Earlier on Saturday I set a fire, made coffee with hot milk and read underneath the dim energy saving bulbs. Half expecting my housemate to be back, I tidied around a little and put some clean plates back into the freezing cupboard. In the cupboard I found an opened bottle of sweet white wine. I poured a glass and drank it swiftly before pouring another. I drank and I split Turkish sunflower seeds and I read for an hour or two. Then I got up, slid the pile of husks off the plate into the stove fire and walked upstairs to write.

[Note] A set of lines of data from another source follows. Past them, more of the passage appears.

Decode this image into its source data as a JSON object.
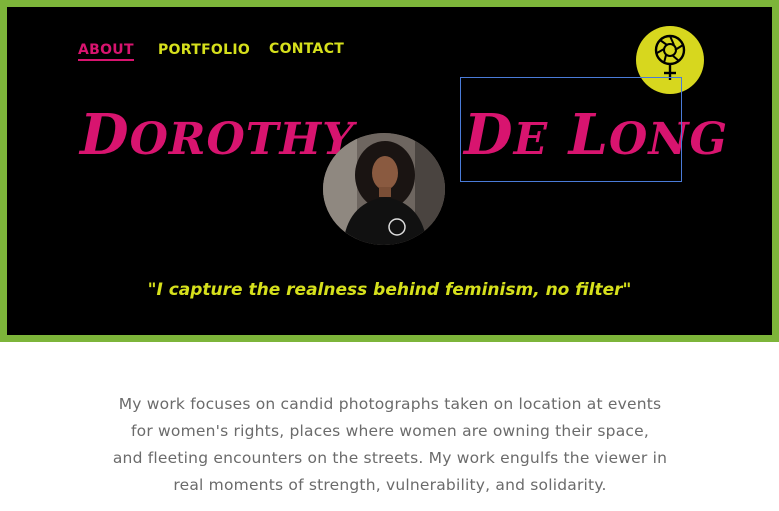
{
  "nav": {
    "about": "ABOUT",
    "portfolio": "PORTFOLIO",
    "contact": "CONTACT"
  },
  "hero": {
    "first_name_initial": "D",
    "first_name_rest": "OROTHY",
    "last_name_part1_initial": "D",
    "last_name_part1_rest": "E",
    "last_name_part2_initial": "L",
    "last_name_part2_rest": "ONG",
    "tagline": "\"I capture the realness behind feminism, no  filter\""
  },
  "logo": {
    "icon": "camera-aperture-venus-icon"
  },
  "intro": {
    "lines": [
      "My work focuses on candid photographs taken on location at events",
      "for women's rights, places where women are owning their space,",
      "and fleeting encounters on the streets.  My work engulfs the viewer in",
      "real moments of strength, vulnerability, and solidarity."
    ]
  },
  "colors": {
    "hero_bg": "#000000",
    "border": "#7db53a",
    "accent_pink": "#d8146f",
    "accent_yellow": "#d6e01c",
    "body_text": "#6b6b6b"
  }
}
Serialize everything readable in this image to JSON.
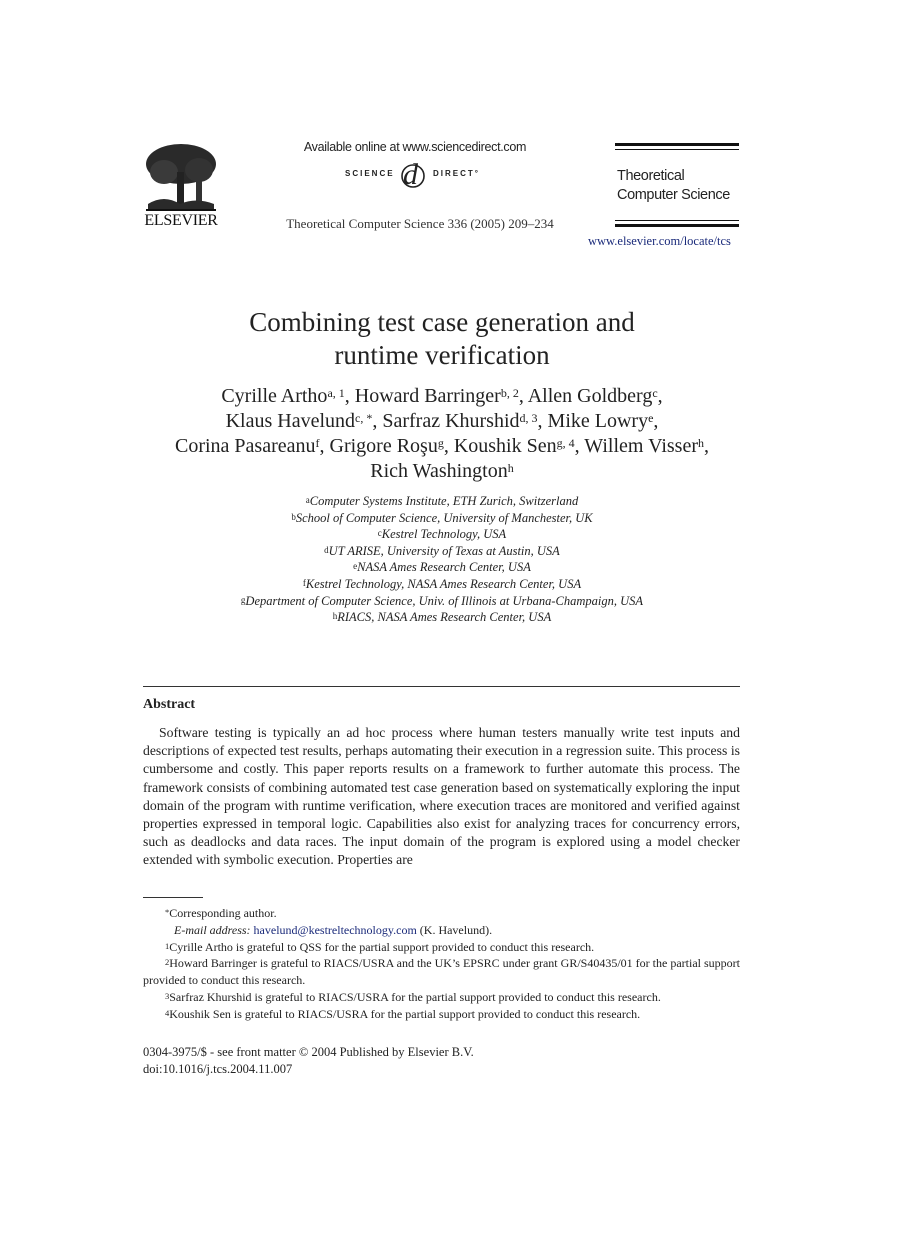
{
  "header": {
    "publisher": "ELSEVIER",
    "available_online": "Available online at www.sciencedirect.com",
    "sciencedirect_left": "SCIENCE",
    "sciencedirect_mark": "d",
    "sciencedirect_right": "DIRECT°",
    "journal_ref": "Theoretical Computer Science 336 (2005) 209–234",
    "journal_name_line1": "Theoretical",
    "journal_name_line2": "Computer Science",
    "journal_url": "www.elsevier.com/locate/tcs"
  },
  "title": {
    "line1": "Combining test case generation and",
    "line2": "runtime verification"
  },
  "authors": [
    {
      "name": "Cyrille Artho",
      "sup": "a, 1",
      "sep": ", "
    },
    {
      "name": "Howard Barringer",
      "sup": "b, 2",
      "sep": ", "
    },
    {
      "name": "Allen Goldberg",
      "sup": "c",
      "sep": ","
    },
    {
      "name": "Klaus Havelund",
      "sup": "c, *",
      "sep": ", "
    },
    {
      "name": "Sarfraz Khurshid",
      "sup": "d, 3",
      "sep": ", "
    },
    {
      "name": "Mike Lowry",
      "sup": "e",
      "sep": ","
    },
    {
      "name": "Corina Pasareanu",
      "sup": "f",
      "sep": ", "
    },
    {
      "name": "Grigore Roşu",
      "sup": "g",
      "sep": ", "
    },
    {
      "name": "Koushik Sen",
      "sup": "g, 4",
      "sep": ", "
    },
    {
      "name": "Willem Visser",
      "sup": "h",
      "sep": ","
    },
    {
      "name": "Rich Washington",
      "sup": "h",
      "sep": ""
    }
  ],
  "affiliations": [
    {
      "key": "a",
      "text": "Computer Systems Institute, ETH Zurich, Switzerland"
    },
    {
      "key": "b",
      "text": "School of Computer Science, University of Manchester, UK"
    },
    {
      "key": "c",
      "text": "Kestrel Technology, USA"
    },
    {
      "key": "d",
      "text": "UT ARISE, University of Texas at Austin, USA"
    },
    {
      "key": "e",
      "text": "NASA Ames Research Center, USA"
    },
    {
      "key": "f",
      "text": "Kestrel Technology, NASA Ames Research Center, USA"
    },
    {
      "key": "g",
      "text": "Department of Computer Science, Univ. of Illinois at Urbana-Champaign, USA"
    },
    {
      "key": "h",
      "text": "RIACS, NASA Ames Research Center, USA"
    }
  ],
  "abstract": {
    "heading": "Abstract",
    "body": "Software  testing is typically an ad hoc process where human testers manually write test inputs and descriptions of expected test results, perhaps automating their execution in a regression suite. This process is cumbersome and costly. This paper reports results on a framework to further automate this process. The framework consists of combining automated test case generation based on systematically exploring the input domain of the program with runtime verification, where execution traces are monitored and verified against properties expressed in temporal logic. Capabilities also exist for analyzing traces for concurrency errors, such as deadlocks and data races. The input domain of the program is explored using a model checker extended with symbolic execution. Properties are"
  },
  "footnotes": {
    "corresponding_mark": "*",
    "corresponding": "Corresponding author.",
    "email_label": "E-mail address:",
    "email": "havelund@kestreltechnology.com",
    "email_owner": "(K. Havelund).",
    "notes": [
      {
        "key": "1",
        "text": "Cyrille Artho is grateful to QSS for the partial support provided to conduct this research."
      },
      {
        "key": "2",
        "text": "Howard Barringer is grateful to RIACS/USRA and the UK’s EPSRC under grant GR/S40435/01 for the partial support provided to conduct this research."
      },
      {
        "key": "3",
        "text": "Sarfraz Khurshid is grateful to RIACS/USRA for the partial support provided to conduct this research."
      },
      {
        "key": "4",
        "text": "Koushik Sen is grateful to RIACS/USRA for the partial support provided to conduct this research."
      }
    ]
  },
  "front_matter": {
    "issn_line": "0304-3975/$ - see front matter © 2004 Published by Elsevier B.V.",
    "doi": "doi:10.1016/j.tcs.2004.11.007"
  }
}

A footnote is needed to my earlier readings and writings around Kis. Perhaps this is it. The destinies he draws, specifically the plight of Hungarian Jews, specifically the extraordinary destinies held by Jewish men and women during the 1940's, are so all-encapsulating that I almost need to retrieve my writing back from the brink, I need to return my words back to me with something completely mundane. Without this process of back and forth (the sacred and the mundane I shall perhaps call it), there is no chance for me to write again and this weblog stops here. Is the mundane the same as the everyday in this instance? Is a course towards boredom, towards a dull daily journaling the only answer to what has gone before, both in terms of literature and disaster?
Genuinely, I hope so; there is no negativity attached here. My inane recollections about the weather or wintry skies, serve a serious purpose in the face of allowing my real writing, that which is never displayed here, to actually become a process of engagement with content and subject rather that form. But enough, stop here. This vagueness indicates exactly the thing I am trying to avoid. Back to the mundane, the safe platform of the everyday. The everyday contains not stories and so we can write of it, in it, for it, with perfect impunity.